        C:\Users\<USERNAME>\Documents\PassMark\OSForensics \Cases\<CASENAME>\Emails

        In this folder you'll find a list of E-Mails that were added to the case, all extracted from the archives and converted to HTML. Typically there are 4 files per E-mails.

        So for each E-Mail there will be files like this,
        Archive-201200000000AAB91DC737588D40B9EA79BB6E9B772BC4E428 00_menu.html
        Archive-201200000000AAB91DC737588D40B9EA79BB6E9B772BC4E428 00_index.html.OSFMeta
        Archive-201200000000AAB91DC737588D40B9EA79BB6E9B772BC4E428 00_index.html
        Archive-201200000000AAB91DC737588D40B9EA79BB6E9B772BC4E428 00_header.txt

        The exact file names will vary depending on the source (.PST, .EML, etc..) and the number of formats in the E-mail (txt only, RTF, HTML, etc..)

        Tip #1: You can view the E-Mail in a browser by double clicking on the '_index.html' file.
        Tip #2: More detail about the E-mail, like hashes and source path is available in the .OSFMeta file.

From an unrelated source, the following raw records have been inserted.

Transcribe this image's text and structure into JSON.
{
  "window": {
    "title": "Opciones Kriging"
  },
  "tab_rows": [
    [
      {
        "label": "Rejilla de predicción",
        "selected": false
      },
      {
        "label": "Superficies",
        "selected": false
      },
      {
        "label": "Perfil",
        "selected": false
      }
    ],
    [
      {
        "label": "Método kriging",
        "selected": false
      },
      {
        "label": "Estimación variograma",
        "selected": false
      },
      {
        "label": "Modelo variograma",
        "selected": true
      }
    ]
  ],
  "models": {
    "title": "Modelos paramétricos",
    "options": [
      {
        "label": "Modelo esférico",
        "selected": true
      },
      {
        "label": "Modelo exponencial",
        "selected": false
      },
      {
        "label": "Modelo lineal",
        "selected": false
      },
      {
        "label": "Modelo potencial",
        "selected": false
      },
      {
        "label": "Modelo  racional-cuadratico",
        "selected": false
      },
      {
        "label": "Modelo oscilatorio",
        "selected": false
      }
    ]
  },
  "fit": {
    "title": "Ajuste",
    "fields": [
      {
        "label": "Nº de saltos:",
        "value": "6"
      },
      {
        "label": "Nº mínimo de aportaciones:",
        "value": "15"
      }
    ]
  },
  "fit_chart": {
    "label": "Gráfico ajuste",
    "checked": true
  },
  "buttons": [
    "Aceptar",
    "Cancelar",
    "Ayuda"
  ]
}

        Now in the case of duplicate E-Mails being added to the case, they will appear like this,
        Archive-201200000000AAB91DC737588D40B9EA79BB6E9B772BC4E428 00_index.html
        Archive-201200000000AAB91DC737588D40B9EA79BB6E9B772BC4E428 00_index(1).html
        Archive-201200000000AAB91DC737588D40B9EA79BB6E9B772BC4E428 00_index(2).html

        Shouldn't be too much work to remove the duplicates at this point.
        e.g. in DOS you can do a,
        del *(1).*
        del *(2).*
        del *(3).*

        So while it isn't very elegant, you should be able to get a result.

        In V2.0 we are going to add a overwrite option when adding EMails to the case. This will optionally prevent duplicates.


        • #5
          Very nice solution. And it's not all that inelegant.

          I thought of another method. Go to the directory Cases\Index\<Index Name>\History. There you find files containing the search results for each of the many terms. One could easily write a little perl program to extract the unique email filenames from all these files.

          Do you think this would work?


          • #6
            Yes, the best solution really depends on what you need as output.

            Do you want an actual copy of the E-Mail, it's header, etc..

            Or do you just need a count of EMails that match search words.

            Or do you want just a list of E-Mails. A list of E-Mails isn't as useful as a list of files, as there is no universal standard for naming a particular E-Mail. That is to say, you can tell someone that E-mail, "201200000000AAB91DC737588D40B9EA79BB6E9B772BC4E428 " is suspicious, but finding this E-Mail again on a hard drive isn't trivial.


            • #7
              Thanks for your advice. In the interim I tried out the perl program solution and it worked like a charm!